(Records excerpted from a collection)
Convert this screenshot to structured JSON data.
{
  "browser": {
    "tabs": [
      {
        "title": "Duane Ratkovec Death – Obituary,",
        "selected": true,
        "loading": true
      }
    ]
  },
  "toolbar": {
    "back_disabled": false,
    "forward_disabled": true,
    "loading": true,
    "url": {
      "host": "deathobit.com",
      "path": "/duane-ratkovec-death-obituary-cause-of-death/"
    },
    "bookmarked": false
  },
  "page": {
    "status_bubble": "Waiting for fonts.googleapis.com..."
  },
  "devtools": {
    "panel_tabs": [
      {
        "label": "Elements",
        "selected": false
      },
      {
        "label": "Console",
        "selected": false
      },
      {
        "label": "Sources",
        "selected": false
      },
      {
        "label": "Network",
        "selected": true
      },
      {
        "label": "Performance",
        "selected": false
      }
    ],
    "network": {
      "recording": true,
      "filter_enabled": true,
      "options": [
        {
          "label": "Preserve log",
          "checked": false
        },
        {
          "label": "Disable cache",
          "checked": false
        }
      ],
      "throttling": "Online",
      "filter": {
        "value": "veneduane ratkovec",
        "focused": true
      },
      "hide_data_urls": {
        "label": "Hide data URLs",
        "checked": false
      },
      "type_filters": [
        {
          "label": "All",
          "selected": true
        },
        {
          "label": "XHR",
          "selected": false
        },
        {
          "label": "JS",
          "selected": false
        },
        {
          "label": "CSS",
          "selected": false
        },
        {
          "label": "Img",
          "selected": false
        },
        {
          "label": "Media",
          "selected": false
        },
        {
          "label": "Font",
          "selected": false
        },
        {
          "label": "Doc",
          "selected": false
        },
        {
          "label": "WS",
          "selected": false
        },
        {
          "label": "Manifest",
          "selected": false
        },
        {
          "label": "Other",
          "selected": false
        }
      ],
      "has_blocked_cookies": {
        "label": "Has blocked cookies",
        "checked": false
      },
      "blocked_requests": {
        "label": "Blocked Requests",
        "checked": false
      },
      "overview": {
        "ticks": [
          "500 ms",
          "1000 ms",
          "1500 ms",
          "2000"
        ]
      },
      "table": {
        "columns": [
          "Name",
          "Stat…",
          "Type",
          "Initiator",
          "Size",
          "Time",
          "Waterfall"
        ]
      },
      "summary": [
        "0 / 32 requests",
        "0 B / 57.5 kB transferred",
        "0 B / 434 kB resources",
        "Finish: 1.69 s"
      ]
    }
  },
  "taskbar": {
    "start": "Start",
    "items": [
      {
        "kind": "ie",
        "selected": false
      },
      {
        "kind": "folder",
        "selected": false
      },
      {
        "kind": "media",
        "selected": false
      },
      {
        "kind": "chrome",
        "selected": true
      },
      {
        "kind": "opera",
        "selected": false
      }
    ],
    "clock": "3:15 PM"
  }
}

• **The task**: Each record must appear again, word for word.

• **Written solution**:
Convert this screenshot to structured JSON data.
{
  "browser": {
    "tabs": [
      {
        "title": "Duane Ratkovec Death – Obituary,",
        "selected": true,
        "loading": true
      }
    ]
  },
  "toolbar": {
    "back_disabled": false,
    "forward_disabled": true,
    "loading": true,
    "url": {
      "host": "deathobit.com",
      "path": "/duane-ratkovec-death-obituary-cause-of-death/"
    },
    "bookmarked": false
  },
  "page": {
    "status_bubble": "Waiting for fonts.googleapis.com..."
  },
  "devtools": {
    "panel_tabs": [
      {
        "label": "Elements",
        "selected": false
      },
      {
        "label": "Console",
        "selected": false
      },
      {
        "label": "Sources",
        "selected": false
      },
      {
        "label": "Network",
        "selected": true
      },
      {
        "label": "Performance",
        "selected": false
      }
    ],
    "network": {
      "recording": true,
      "filter_enabled": true,
      "options": [
        {
          "label": "Preserve log",
          "checked": false
        },
        {
          "label": "Disable cache",
          "checked": false
        }
      ],
      "throttling": "Online",
      "filter": {
        "value": "veneduane ratkovec",
        "focused": true
      },
      "hide_data_urls": {
        "label": "Hide data URLs",
        "checked": false
      },
      "type_filters": [
        {
          "label": "All",
          "selected": true
        },
        {
          "label": "XHR",
          "selected": false
        },
        {
          "label": "JS",
          "selected": false
        },
        {
          "label": "CSS",
          "selected": false
        },
        {
          "label": "Img",
          "selected": false
        },
        {
          "label": "Media",
          "selected": false
        },
        {
          "label": "Font",
          "selected": false
        },
        {
          "label": "Doc",
          "selected": false
        },
        {
          "label": "WS",
          "selected": false
        },
        {
          "label": "Manifest",
          "selected": false
        },
        {
          "label": "Other",
          "selected": false
        }
      ],
      "has_blocked_cookies": {
        "label": "Has blocked cookies",
        "checked": false
      },
      "blocked_requests": {
        "label": "Blocked Requests",
        "checked": false
      },
      "overview": {
        "ticks": [
          "500 ms",
          "1000 ms",
          "1500 ms",
          "2000"
        ]
      },
      "table": {
        "columns": [
          "Name",
          "Stat…",
          "Type",
          "Initiator",
          "Size",
          "Time",
          "Waterfall"
        ]
      },
      "summary": [
        "0 / 32 requests",
        "0 B / 57.5 kB transferred",
        "0 B / 434 kB resources",
        "Finish: 1.69 s"
      ]
    }
  },
  "taskbar": {
    "start": "Start",
    "items": [
      {
        "kind": "ie",
        "selected": false
      },
      {
        "kind": "folder",
        "selected": false
      },
      {
        "kind": "media",
        "selected": false
      },
      {
        "kind": "chrome",
        "selected": true
      },
      {
        "kind": "opera",
        "selected": false
      }
    ],
    "clock": "3:15 PM"
  }
}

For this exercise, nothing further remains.